  We made the final ascent of 300 feet on a trail scattered with the red rocks from Mineral Peak . We passed a couple of empty campsites just before reaching the lower lake's dam. On this busy weekend, we settled in by the dam – built by the Mt. Whitney Power and Electric Company ca. 1903 – and had the lake to ourselves.

  We munched on nuts and fruit while adding another layer of clothing. The wind was swirling, as it always seems to here, and the cirrus clouds were intermittently dimming the warm rays of the sun, although there was no threat of a thunderstorm.

  The landscape is alluring here. Crystal Lake is in a deep cirque with sides so steep that there is no shoreline to the north and south, just vertical walls. Looking back across the Mineral King valley toward the White Chief area, it is a rocky rainbow of color as every mountain is a different shade of Sierran rock – red, black, gray, and white.

  To continue the next leg of this loop, we backtracked on the trail slightly to pick up an indistinct path that would take us up and over the hill – actually just an oversized talus pile – that forms the north side of Crystal Lake . This began the cross-country section of this hike.

  As we traversed its rocky slope, we eyed Mineral Peak (elevation 11,615 feet) above, the prominent red peak between Crystal and the lower Monarch Lake (elevation 10,380 feet). It was tempting to make the Class 2 scramble to the summit pyramid, but decided to save it for another day.

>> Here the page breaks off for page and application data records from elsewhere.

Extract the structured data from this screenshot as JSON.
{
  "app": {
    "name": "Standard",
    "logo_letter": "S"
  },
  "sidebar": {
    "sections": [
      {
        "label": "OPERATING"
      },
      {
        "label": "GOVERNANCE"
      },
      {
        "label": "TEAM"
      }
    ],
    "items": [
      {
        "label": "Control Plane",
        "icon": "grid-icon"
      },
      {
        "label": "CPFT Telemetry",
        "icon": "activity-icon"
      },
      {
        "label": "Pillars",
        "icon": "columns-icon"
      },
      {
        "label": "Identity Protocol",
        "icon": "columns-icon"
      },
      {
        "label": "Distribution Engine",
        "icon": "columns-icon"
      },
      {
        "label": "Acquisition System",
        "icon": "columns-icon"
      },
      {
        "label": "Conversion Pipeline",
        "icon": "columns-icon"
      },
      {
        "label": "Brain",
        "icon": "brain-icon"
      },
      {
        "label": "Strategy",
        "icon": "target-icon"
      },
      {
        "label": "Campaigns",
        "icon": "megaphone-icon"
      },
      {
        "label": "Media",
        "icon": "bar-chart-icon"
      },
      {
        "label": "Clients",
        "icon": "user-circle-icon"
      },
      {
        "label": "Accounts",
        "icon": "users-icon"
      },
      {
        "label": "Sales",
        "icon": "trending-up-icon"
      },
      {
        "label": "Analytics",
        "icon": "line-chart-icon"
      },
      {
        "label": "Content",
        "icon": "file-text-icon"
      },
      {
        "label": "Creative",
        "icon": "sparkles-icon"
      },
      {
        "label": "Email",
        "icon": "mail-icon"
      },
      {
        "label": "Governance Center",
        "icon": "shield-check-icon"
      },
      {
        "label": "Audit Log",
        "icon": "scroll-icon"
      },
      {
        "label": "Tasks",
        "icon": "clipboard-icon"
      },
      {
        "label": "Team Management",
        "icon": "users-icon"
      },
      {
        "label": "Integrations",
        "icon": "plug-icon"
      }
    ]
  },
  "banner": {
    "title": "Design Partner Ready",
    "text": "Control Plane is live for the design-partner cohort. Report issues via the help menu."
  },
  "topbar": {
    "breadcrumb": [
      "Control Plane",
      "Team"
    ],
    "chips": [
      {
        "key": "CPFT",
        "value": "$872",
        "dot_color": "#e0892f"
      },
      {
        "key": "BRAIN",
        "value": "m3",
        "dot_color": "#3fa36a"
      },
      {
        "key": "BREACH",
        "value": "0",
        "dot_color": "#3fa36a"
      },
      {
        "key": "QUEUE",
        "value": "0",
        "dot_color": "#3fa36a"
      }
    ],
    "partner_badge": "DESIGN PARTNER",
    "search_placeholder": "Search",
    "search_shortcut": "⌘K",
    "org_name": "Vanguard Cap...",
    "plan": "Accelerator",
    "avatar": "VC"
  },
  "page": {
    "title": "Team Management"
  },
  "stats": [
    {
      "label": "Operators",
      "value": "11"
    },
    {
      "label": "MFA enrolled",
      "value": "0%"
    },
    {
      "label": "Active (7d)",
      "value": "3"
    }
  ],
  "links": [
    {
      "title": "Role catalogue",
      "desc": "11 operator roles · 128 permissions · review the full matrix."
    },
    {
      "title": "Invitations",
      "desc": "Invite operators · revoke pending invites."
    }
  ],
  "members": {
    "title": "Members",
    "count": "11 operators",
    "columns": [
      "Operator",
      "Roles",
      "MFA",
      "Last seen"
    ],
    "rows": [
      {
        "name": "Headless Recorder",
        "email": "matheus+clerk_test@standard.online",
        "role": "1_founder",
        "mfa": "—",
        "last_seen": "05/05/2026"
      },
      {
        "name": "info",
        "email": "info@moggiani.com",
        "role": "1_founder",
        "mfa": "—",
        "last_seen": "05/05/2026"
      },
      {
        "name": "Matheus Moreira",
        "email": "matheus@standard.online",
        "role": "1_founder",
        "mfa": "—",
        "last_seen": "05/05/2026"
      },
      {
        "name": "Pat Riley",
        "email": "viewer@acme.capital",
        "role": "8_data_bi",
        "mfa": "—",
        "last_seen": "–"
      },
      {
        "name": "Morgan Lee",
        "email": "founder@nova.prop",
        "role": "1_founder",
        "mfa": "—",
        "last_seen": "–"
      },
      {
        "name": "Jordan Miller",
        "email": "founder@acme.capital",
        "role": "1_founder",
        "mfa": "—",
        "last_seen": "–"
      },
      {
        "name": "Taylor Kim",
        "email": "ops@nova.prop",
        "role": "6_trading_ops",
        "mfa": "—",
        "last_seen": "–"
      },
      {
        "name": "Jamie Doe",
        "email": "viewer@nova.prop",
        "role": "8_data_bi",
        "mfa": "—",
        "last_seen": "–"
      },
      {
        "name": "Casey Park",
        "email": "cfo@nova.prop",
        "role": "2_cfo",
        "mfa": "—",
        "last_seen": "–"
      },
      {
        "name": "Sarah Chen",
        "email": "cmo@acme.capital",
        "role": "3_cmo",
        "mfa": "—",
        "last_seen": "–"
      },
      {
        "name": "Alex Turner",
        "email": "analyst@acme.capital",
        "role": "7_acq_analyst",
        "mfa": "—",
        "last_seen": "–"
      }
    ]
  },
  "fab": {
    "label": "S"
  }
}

  We boulder-hopped our way up to the low point on the ridge, a great vantage point from which to admire Sawtooth Peak (elevation 12,343 feet). From here, it is an easy drop into the upper Monarch Lake basin (elevation 10,640 feet). To reach the opposite end of the lake, we traversed the shoreline on the Sawtooth Peak side. After relaxing next to our second dam of the day, we descended on a use trail to lower “Monarch City,” so-dubbed by us because this was the destination of most of those backpackers we had seen earlier in the day.

  A couple of young men basking in the sun on a lakeside boulder asked if going to the upper lake is worth the effort. We gave a resounding, “Yes!”

  In order to continue successfully dodging the onslaught of backpackers, we opted to return to Mineral King on the old, non-maintained Sawtooth trail, which has actually disappeared in some places. After picking up the trail on the northwest side of the lake, the route dropped us down the Monarch canyon via a series of hanging valleys and over a large rockslide along the south flank of Empire Mountain.

  We picked up the trail again at Groundhog Flat, and the last mile to the trailhead would be the only time we traveled the same trail twice that day. We met a half-dozen people on this section, which was more than we had seen all day.

  With just a little effort, there are still places where one can avoid the three-day-weekend crowds. And we returned to the Mineral King valley in time to prepare dinner for our weekend guests.











THE KAWEAH COMMONWEALTH is published every Friday in Three Rivers, California.
EDITORS/PUBLISHERS: John Elliott and Sarah Barton Elliott
41841 Sierra Drive (Highway 198), Three Rivers, CA 93271
MAIL: P.O. Box 806, Three Rivers, CA 93271
(559) 561-3627 FAX: (559) 561-0118
© Copyright 2003-2013 The Kaweah Commonwealth